By: Sean Whiteley; TigerText Chief Operating Officer
Most people, CIOs and network IT staff included, think that email is one of the most protected work assets they use. With strict login protocols resting on a secure corporate network, one has to be safe, right?
Wrong. In a recent news article, the New York Times pointed out how hackers are learning new tricks to get people to hand over their company’s username and password, as the hackers quietly raid their inbox for critical information and documents.
This hacking attack poses a real problem for many of the companies involved, particularly because most of them are in the healthcare industry. This industry includes several organizations – clinics, doctor offices, hospitals, medical device and pharmaceutical companies, and several others – that have to meet HIPAA compliance requirements for data security and protecting PHI.
The New York Times article shares, “Half of these companies fall into the biotechnology sector; 13 percent sell medical devices; 12 percent sell medical instruments and equipment; 10 percent manufacture drugs; and a small minority of targets include medical diagnostics and research organizations, health care providers and organizations that offer health care planning services.”
In addition to the theft of critical and confidential company information, these breaches may have opened these companies up to significant fines from the U.S. Department of Health & Human Services Office for Civil Rights (HHSOCR) who enforces the HIPAA laws, which govern these healthcare industries.
Even though the files that were taken were standard types of communication documents such as safety reports, internal documents about investigations and audits and information protected by attorney-client privilege, these documents are critical to a company’s public image and create a legal liability with their customers, vendors, shareholders, and of course, the government.

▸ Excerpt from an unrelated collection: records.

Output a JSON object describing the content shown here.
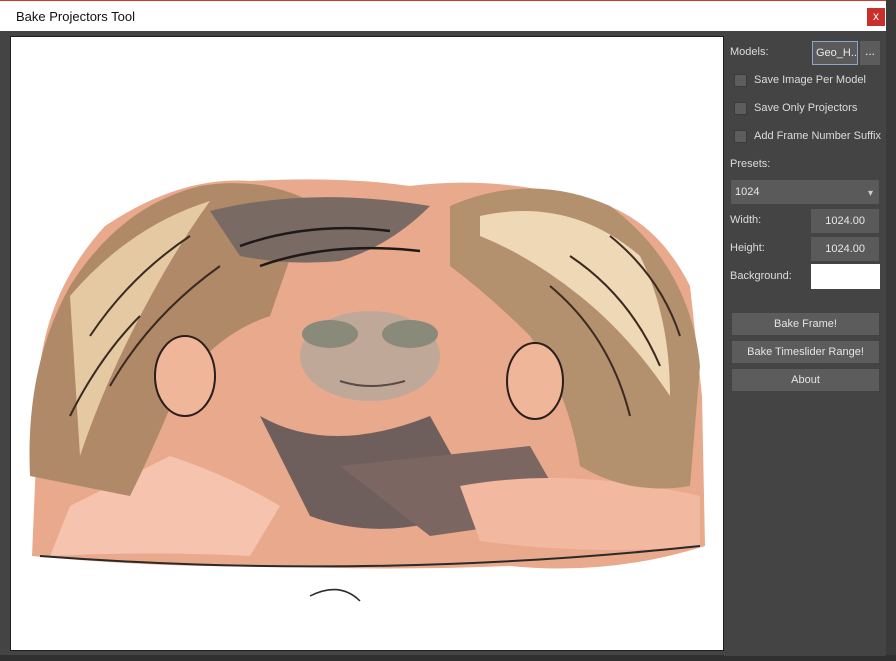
{
  "window": {
    "title": "Bake Projectors Tool",
    "close_label": "x"
  },
  "panel": {
    "models_label": "Models:",
    "models_value": "Geo_H...",
    "models_browse_label": "...",
    "options": [
      {
        "label": "Save Image Per Model",
        "checked": false
      },
      {
        "label": "Save Only Projectors",
        "checked": false
      },
      {
        "label": "Add Frame Number Suffix",
        "checked": false
      }
    ],
    "presets_label": "Presets:",
    "preset_value": "1024",
    "width_label": "Width:",
    "width_value": "1024.00",
    "height_label": "Height:",
    "height_value": "1024.00",
    "background_label": "Background:",
    "background_color": "#ffffff",
    "buttons": {
      "bake_frame": "Bake Frame!",
      "bake_range": "Bake Timeslider Range!",
      "about": "About"
    }
  },
  "colors": {
    "accent_border": "#d8342b",
    "close_button": "#c9302c",
    "panel_bg": "#444444",
    "field_bg": "#5a5a5a"
  }
}
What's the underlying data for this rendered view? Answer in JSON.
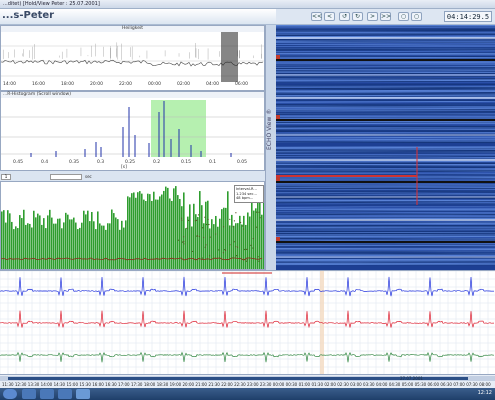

“It is situations like these the weakness of email systems becomes apparent. Using a compliant and secure messaging platform such as TigerText can prevent this type of data theft though,” said Brad Brooks, TigerText co-founder, and CEO.
TigerText is a cross-platform solution, meaning it can be accessed on desktops as well and mobile devices, making it easy-to-use in an enterprise environment. But unlike email, secure messaging systems such as TigerText protect the data – be it a message or an attached file or image.
Messages and attachments are encrypted so if a device is hacked, lost or stolen, the messages and attachments cannot be read. Also, messages and attachments auto-delete after a set period of time and can be remotely wiped, preventing a hacker from being able to access or capture the messages.
What is frightening about these hacking attacks though, is the sophistication about them – they used social engineering to gain access to private emails and file attachments. And this is not the first time this has been done, and will not be the last time.
Companies – and their respective CIOs – must step up their IT security infrastructure and processes and look to new tools such as secure messaging. Protecting company data, patient data, in particular, is crucial, hence why healthcare and biotech companies must ensure complete data protection to avoid hacking, HIPAA fines, and possible legal issues.
Using HIPAA compliant secure messaging as one of the critical data communication channels will help protect everyone from future hacking attacks. Had these biotech companies used a solution with encryption, and the ability to set message lifespans and remote wipe devices, it would have been very hard for these set of hackers to get the documents they were looking for, or even if they gain access in the first place.
Download Top 10 Questions to Ask Before Selecting a Secure Messaging Solution to learn more about the benefits of secure texting.